SUPPLIED RECORDS –
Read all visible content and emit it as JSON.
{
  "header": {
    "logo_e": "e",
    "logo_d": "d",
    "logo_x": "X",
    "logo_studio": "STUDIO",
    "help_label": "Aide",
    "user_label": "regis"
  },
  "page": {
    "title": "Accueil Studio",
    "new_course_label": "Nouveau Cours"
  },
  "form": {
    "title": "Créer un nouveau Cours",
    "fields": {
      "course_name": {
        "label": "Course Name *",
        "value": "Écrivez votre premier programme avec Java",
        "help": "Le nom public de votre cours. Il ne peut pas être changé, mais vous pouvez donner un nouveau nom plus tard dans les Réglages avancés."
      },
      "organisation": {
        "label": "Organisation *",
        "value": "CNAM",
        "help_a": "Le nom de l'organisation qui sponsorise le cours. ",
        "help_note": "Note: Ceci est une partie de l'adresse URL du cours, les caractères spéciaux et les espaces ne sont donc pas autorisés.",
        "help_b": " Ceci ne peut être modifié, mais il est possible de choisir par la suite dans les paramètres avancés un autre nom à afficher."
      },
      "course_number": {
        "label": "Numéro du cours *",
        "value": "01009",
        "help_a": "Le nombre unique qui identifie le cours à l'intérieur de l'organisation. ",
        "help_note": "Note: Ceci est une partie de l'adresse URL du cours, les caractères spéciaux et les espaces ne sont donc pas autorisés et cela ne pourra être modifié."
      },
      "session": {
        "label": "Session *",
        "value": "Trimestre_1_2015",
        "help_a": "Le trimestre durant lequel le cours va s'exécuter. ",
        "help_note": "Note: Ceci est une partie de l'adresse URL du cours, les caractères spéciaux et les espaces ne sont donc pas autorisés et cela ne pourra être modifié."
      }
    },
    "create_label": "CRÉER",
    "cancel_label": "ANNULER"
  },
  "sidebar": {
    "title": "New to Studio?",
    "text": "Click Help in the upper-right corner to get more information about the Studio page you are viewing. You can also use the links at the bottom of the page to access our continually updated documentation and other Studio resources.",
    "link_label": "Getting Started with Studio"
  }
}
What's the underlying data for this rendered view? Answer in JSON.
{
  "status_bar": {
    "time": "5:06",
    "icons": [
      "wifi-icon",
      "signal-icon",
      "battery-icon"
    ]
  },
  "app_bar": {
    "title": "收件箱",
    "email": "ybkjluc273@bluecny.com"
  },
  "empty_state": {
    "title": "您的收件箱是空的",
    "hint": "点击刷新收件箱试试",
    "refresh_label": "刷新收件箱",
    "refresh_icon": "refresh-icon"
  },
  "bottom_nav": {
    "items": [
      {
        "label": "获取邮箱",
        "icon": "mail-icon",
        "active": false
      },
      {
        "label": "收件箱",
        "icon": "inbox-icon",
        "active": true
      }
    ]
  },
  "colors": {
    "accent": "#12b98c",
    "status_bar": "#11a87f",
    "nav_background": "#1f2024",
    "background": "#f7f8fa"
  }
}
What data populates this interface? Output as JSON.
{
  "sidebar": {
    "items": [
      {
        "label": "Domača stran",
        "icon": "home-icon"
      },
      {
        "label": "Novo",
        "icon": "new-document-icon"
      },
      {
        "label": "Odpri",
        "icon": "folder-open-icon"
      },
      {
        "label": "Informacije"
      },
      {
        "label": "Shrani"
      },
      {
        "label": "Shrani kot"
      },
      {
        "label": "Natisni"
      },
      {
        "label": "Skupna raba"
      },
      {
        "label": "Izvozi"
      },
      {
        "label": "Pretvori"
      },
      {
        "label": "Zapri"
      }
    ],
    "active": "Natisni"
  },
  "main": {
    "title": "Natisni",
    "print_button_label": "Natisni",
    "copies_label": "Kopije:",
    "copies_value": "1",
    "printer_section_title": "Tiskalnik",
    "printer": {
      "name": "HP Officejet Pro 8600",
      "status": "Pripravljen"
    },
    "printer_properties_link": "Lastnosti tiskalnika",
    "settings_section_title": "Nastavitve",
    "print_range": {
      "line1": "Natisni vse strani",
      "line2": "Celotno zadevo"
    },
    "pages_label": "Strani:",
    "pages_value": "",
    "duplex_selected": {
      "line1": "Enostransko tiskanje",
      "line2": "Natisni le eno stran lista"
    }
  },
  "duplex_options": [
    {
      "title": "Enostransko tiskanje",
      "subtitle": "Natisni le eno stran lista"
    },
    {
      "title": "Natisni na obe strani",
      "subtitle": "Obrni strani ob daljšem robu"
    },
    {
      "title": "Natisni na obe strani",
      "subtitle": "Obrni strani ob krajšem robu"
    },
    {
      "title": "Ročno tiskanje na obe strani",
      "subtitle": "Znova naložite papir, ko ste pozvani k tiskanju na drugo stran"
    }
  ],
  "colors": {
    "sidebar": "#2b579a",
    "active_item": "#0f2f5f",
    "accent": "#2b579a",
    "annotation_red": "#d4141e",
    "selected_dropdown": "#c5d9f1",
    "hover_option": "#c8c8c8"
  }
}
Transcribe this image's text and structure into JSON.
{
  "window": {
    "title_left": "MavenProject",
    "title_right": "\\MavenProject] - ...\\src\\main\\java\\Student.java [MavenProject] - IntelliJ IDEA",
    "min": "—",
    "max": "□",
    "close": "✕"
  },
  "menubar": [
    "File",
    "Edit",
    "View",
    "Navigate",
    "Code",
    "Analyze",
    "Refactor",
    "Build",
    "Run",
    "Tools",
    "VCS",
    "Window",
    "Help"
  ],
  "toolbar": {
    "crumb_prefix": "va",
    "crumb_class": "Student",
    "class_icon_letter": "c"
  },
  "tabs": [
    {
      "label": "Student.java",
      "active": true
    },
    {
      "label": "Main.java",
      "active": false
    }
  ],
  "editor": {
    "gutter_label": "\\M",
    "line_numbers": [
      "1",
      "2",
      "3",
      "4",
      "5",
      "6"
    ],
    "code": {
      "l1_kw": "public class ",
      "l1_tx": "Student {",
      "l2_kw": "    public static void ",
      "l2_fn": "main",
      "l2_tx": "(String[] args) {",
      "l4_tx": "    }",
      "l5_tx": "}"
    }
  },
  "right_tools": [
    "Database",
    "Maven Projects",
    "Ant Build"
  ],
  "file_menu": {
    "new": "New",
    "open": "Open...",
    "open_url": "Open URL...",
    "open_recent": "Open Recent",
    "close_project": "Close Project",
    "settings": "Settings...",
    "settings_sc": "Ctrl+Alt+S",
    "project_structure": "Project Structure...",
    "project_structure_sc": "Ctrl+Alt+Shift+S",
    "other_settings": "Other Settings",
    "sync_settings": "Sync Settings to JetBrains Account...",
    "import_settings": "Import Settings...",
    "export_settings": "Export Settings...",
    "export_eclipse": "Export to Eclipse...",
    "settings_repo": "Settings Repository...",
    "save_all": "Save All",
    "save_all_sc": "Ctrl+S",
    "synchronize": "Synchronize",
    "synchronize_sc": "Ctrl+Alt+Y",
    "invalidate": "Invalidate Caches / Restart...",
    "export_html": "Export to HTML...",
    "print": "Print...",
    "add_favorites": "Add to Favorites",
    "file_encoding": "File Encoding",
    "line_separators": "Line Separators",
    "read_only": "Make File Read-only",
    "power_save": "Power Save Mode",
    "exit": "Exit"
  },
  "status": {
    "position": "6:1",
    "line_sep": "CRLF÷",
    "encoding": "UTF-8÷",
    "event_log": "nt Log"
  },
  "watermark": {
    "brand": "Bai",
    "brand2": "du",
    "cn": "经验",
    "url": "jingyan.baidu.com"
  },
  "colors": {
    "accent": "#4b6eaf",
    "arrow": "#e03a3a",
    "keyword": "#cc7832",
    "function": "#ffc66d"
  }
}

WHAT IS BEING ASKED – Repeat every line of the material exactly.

ANSWER –
Read all visible content and emit it as JSON.
{
  "header": {
    "logo_e": "e",
    "logo_d": "d",
    "logo_x": "X",
    "logo_studio": "STUDIO",
    "help_label": "Aide",
    "user_label": "regis"
  },
  "page": {
    "title": "Accueil Studio",
    "new_course_label": "Nouveau Cours"
  },
  "form": {
    "title": "Créer un nouveau Cours",
    "fields": {
      "course_name": {
        "label": "Course Name *",
        "value": "Écrivez votre premier programme avec Java",
        "help": "Le nom public de votre cours. Il ne peut pas être changé, mais vous pouvez donner un nouveau nom plus tard dans les Réglages avancés."
      },
      "organisation": {
        "label": "Organisation *",
        "value": "CNAM",
        "help_a": "Le nom de l'organisation qui sponsorise le cours. ",
        "help_note": "Note: Ceci est une partie de l'adresse URL du cours, les caractères spéciaux et les espaces ne sont donc pas autorisés.",
        "help_b": " Ceci ne peut être modifié, mais il est possible de choisir par la suite dans les paramètres avancés un autre nom à afficher."
      },
      "course_number": {
        "label": "Numéro du cours *",
        "value": "01009",
        "help_a": "Le nombre unique qui identifie le cours à l'intérieur de l'organisation. ",
        "help_note": "Note: Ceci est une partie de l'adresse URL du cours, les caractères spéciaux et les espaces ne sont donc pas autorisés et cela ne pourra être modifié."
      },
      "session": {
        "label": "Session *",
        "value": "Trimestre_1_2015",
        "help_a": "Le trimestre durant lequel le cours va s'exécuter. ",
        "help_note": "Note: Ceci est une partie de l'adresse URL du cours, les caractères spéciaux et les espaces ne sont donc pas autorisés et cela ne pourra être modifié."
      }
    },
    "create_label": "CRÉER",
    "cancel_label": "ANNULER"
  },
  "sidebar": {
    "title": "New to Studio?",
    "text": "Click Help in the upper-right corner to get more information about the Studio page you are viewing. You can also use the links at the bottom of the page to access our continually updated documentation and other Studio resources.",
    "link_label": "Getting Started with Studio"
  }
}
What's the underlying data for this rendered view? Answer in JSON.
{
  "status_bar": {
    "time": "5:06",
    "icons": [
      "wifi-icon",
      "signal-icon",
      "battery-icon"
    ]
  },
  "app_bar": {
    "title": "收件箱",
    "email": "ybkjluc273@bluecny.com"
  },
  "empty_state": {
    "title": "您的收件箱是空的",
    "hint": "点击刷新收件箱试试",
    "refresh_label": "刷新收件箱",
    "refresh_icon": "refresh-icon"
  },
  "bottom_nav": {
    "items": [
      {
        "label": "获取邮箱",
        "icon": "mail-icon",
        "active": false
      },
      {
        "label": "收件箱",
        "icon": "inbox-icon",
        "active": true
      }
    ]
  },
  "colors": {
    "accent": "#12b98c",
    "status_bar": "#11a87f",
    "nav_background": "#1f2024",
    "background": "#f7f8fa"
  }
}
What data populates this interface? Output as JSON.
{
  "sidebar": {
    "items": [
      {
        "label": "Domača stran",
        "icon": "home-icon"
      },
      {
        "label": "Novo",
        "icon": "new-document-icon"
      },
      {
        "label": "Odpri",
        "icon": "folder-open-icon"
      },
      {
        "label": "Informacije"
      },
      {
        "label": "Shrani"
      },
      {
        "label": "Shrani kot"
      },
      {
        "label": "Natisni"
      },
      {
        "label": "Skupna raba"
      },
      {
        "label": "Izvozi"
      },
      {
        "label": "Pretvori"
      },
      {
        "label": "Zapri"
      }
    ],
    "active": "Natisni"
  },
  "main": {
    "title": "Natisni",
    "print_button_label": "Natisni",
    "copies_label": "Kopije:",
    "copies_value": "1",
    "printer_section_title": "Tiskalnik",
    "printer": {
      "name": "HP Officejet Pro 8600",
      "status": "Pripravljen"
    },
    "printer_properties_link": "Lastnosti tiskalnika",
    "settings_section_title": "Nastavitve",
    "print_range": {
      "line1": "Natisni vse strani",
      "line2": "Celotno zadevo"
    },
    "pages_label": "Strani:",
    "pages_value": "",
    "duplex_selected": {
      "line1": "Enostransko tiskanje",
      "line2": "Natisni le eno stran lista"
    }
  },
  "duplex_options": [
    {
      "title": "Enostransko tiskanje",
      "subtitle": "Natisni le eno stran lista"
    },
    {
      "title": "Natisni na obe strani",
      "subtitle": "Obrni strani ob daljšem robu"
    },
    {
      "title": "Natisni na obe strani",
      "subtitle": "Obrni strani ob krajšem robu"
    },
    {
      "title": "Ročno tiskanje na obe strani",
      "subtitle": "Znova naložite papir, ko ste pozvani k tiskanju na drugo stran"
    }
  ],
  "colors": {
    "sidebar": "#2b579a",
    "active_item": "#0f2f5f",
    "accent": "#2b579a",
    "annotation_red": "#d4141e",
    "selected_dropdown": "#c5d9f1",
    "hover_option": "#c8c8c8"
  }
}
Transcribe this image's text and structure into JSON.
{
  "window": {
    "title_left": "MavenProject",
    "title_right": "\\MavenProject] - ...\\src\\main\\java\\Student.java [MavenProject] - IntelliJ IDEA",
    "min": "—",
    "max": "□",
    "close": "✕"
  },
  "menubar": [
    "File",
    "Edit",
    "View",
    "Navigate",
    "Code",
    "Analyze",
    "Refactor",
    "Build",
    "Run",
    "Tools",
    "VCS",
    "Window",
    "Help"
  ],
  "toolbar": {
    "crumb_prefix": "va",
    "crumb_class": "Student",
    "class_icon_letter": "c"
  },
  "tabs": [
    {
      "label": "Student.java",
      "active": true
    },
    {
      "label": "Main.java",
      "active": false
    }
  ],
  "editor": {
    "gutter_label": "\\M",
    "line_numbers": [
      "1",
      "2",
      "3",
      "4",
      "5",
      "6"
    ],
    "code": {
      "l1_kw": "public class ",
      "l1_tx": "Student {",
      "l2_kw": "    public static void ",
      "l2_fn": "main",
      "l2_tx": "(String[] args) {",
      "l4_tx": "    }",
      "l5_tx": "}"
    }
  },
  "right_tools": [
    "Database",
    "Maven Projects",
    "Ant Build"
  ],
  "file_menu": {
    "new": "New",
    "open": "Open...",
    "open_url": "Open URL...",
    "open_recent": "Open Recent",
    "close_project": "Close Project",
    "settings": "Settings...",
    "settings_sc": "Ctrl+Alt+S",
    "project_structure": "Project Structure...",
    "project_structure_sc": "Ctrl+Alt+Shift+S",
    "other_settings": "Other Settings",
    "sync_settings": "Sync Settings to JetBrains Account...",
    "import_settings": "Import Settings...",
    "export_settings": "Export Settings...",
    "export_eclipse": "Export to Eclipse...",
    "settings_repo": "Settings Repository...",
    "save_all": "Save All",
    "save_all_sc": "Ctrl+S",
    "synchronize": "Synchronize",
    "synchronize_sc": "Ctrl+Alt+Y",
    "invalidate": "Invalidate Caches / Restart...",
    "export_html": "Export to HTML...",
    "print": "Print...",
    "add_favorites": "Add to Favorites",
    "file_encoding": "File Encoding",
    "line_separators": "Line Separators",
    "read_only": "Make File Read-only",
    "power_save": "Power Save Mode",
    "exit": "Exit"
  },
  "status": {
    "position": "6:1",
    "line_sep": "CRLF÷",
    "encoding": "UTF-8÷",
    "event_log": "nt Log"
  },
  "watermark": {
    "brand": "Bai",
    "brand2": "du",
    "cn": "经验",
    "url": "jingyan.baidu.com"
  },
  "colors": {
    "accent": "#4b6eaf",
    "arrow": "#e03a3a",
    "keyword": "#cc7832",
    "function": "#ffc66d"
  }
}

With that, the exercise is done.